  1. Perfection Is the Enemy – get that rough draft down on paper. If you want to make changes, make a note of it and keep going. You can polish a rough draft. There’s nothing you can do with a blank page. Finish the story. Crappy is still done and gives you a place to start rewriting.

 

  1. Give Yourself a Couple of Months Before You Edit – This is one of the biggest things I learned with my first completed story. I was too close to the characters, the plot, and even the writing itself. I spent a lot of time “editing” that was really just patting myself on the back for what I’d written. When I went back and looked at it two months later, I had a much clearer view of what needed help.

 

  1. Find a Good Beta Reader – a good beta reader is worth their weight in Starbucks. They’ll help you see plot holes, character issues, and other things you’re too invested in your book to see. If you’ve got a good beta reader, of course you’re going to follow their advice even if it means a painful rewrite.

beta-reader

  1. Read, but Read Critically – Lots of writing advice says you have to read a lot to be a good writer. I think this is over-simplified.
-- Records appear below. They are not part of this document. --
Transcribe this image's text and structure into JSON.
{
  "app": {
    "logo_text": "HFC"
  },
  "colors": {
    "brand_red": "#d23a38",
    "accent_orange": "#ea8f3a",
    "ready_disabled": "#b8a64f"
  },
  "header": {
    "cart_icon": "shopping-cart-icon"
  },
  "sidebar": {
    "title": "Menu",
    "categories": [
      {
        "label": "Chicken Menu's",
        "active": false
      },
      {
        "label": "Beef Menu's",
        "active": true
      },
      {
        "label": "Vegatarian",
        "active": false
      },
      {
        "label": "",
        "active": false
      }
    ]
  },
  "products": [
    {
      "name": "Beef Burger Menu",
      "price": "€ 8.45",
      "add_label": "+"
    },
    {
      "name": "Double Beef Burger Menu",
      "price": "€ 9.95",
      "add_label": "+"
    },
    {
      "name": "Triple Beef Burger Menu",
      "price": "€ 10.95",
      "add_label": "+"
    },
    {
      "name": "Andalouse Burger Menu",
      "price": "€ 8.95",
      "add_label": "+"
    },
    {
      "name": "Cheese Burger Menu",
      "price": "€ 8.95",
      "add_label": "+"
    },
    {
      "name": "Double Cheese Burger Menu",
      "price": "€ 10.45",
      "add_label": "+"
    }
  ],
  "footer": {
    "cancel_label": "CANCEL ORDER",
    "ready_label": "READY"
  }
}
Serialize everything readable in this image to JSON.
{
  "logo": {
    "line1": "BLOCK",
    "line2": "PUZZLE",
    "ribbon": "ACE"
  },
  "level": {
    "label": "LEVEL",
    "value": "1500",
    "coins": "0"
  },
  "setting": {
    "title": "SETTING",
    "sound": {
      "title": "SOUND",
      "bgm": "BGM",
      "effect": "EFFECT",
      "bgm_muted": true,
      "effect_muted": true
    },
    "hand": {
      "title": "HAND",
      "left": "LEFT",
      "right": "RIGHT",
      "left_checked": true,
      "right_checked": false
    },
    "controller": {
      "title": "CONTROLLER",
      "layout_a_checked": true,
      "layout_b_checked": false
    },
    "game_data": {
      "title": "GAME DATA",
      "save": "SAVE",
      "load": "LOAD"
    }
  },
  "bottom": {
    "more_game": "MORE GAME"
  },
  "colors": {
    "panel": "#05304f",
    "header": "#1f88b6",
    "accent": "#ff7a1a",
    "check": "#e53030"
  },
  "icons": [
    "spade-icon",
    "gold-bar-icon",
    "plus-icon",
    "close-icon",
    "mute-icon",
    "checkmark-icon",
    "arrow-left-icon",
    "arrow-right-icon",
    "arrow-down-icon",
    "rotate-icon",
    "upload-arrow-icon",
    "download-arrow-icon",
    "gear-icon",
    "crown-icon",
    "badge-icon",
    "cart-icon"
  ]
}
Reading is helpful only if you take the time to figure out why one author engages you but another doesn’t. Why do you like a character, hate them, or think they’re too stupid to breathe? Why are you on the edge of your seat reading this thriller but not that one?

 

  1. Take What Works for You and Toss out the Rest. Writing is a creative endeavor. What inspires my muse may drive yours away. Some writers swear by an outline, whereas it brings out my type A personality.

 

 

How about you? Any good writing tips you’d like to share? Anything that’s worked for you? Anything that hasn’t?

 

Suburban Horror (Off-Topic)

As I was folding clothes, my oldest child points out the patio window.

“Momma, what’s that?”

Understand that this is the child that will point out sticks, ants, leaves, flowers, whatever to get me to stop what I’m doing. Once she has my attention, she’ll use it as a segue into me not doing whatever chore I need to get done and playing with her.

Crafty kid.

And it works.

So well, in fact, that I have three weeks worth of laundry to get through and a desperate need to get it done as my sock drawer is awfully low.

But I go over anyway, and I have to swallow back the nausea.  There, on my back patio, are squirrel bits. Some paws (yes, paws *shudder*), a couple tufts of fur . . . I couldn’t look any more as I was reminded of this garish scene in an early Laurie Hamilton book.

“So mommy, what it is?” asks my daughter, her nose pressed against the glass.

And like any good parent, I lie. “Looks like some bird was cleaning out their nest. Kind of like you need to clean your room. Oh, and take your pants I folded with you.”

After a bit more dialogue, she concedes and goes to put her pants away while I scurry off to get DH.

DH agrees. Yup. Squirrel paws. And … other… bits. He thinks it’s related to the hawk nest we saw in our backyard.

I live in suburbia. Not the city, okay, but not the country. I should not have squirrel . . . parts . . . on my back patio. And no, it doesn’t matter that I kill characters in my stories from time to time. Sometimes violently.

That’s different. Totally.

 

red-shouldered-hawk-1243387_640
He just looks innocent.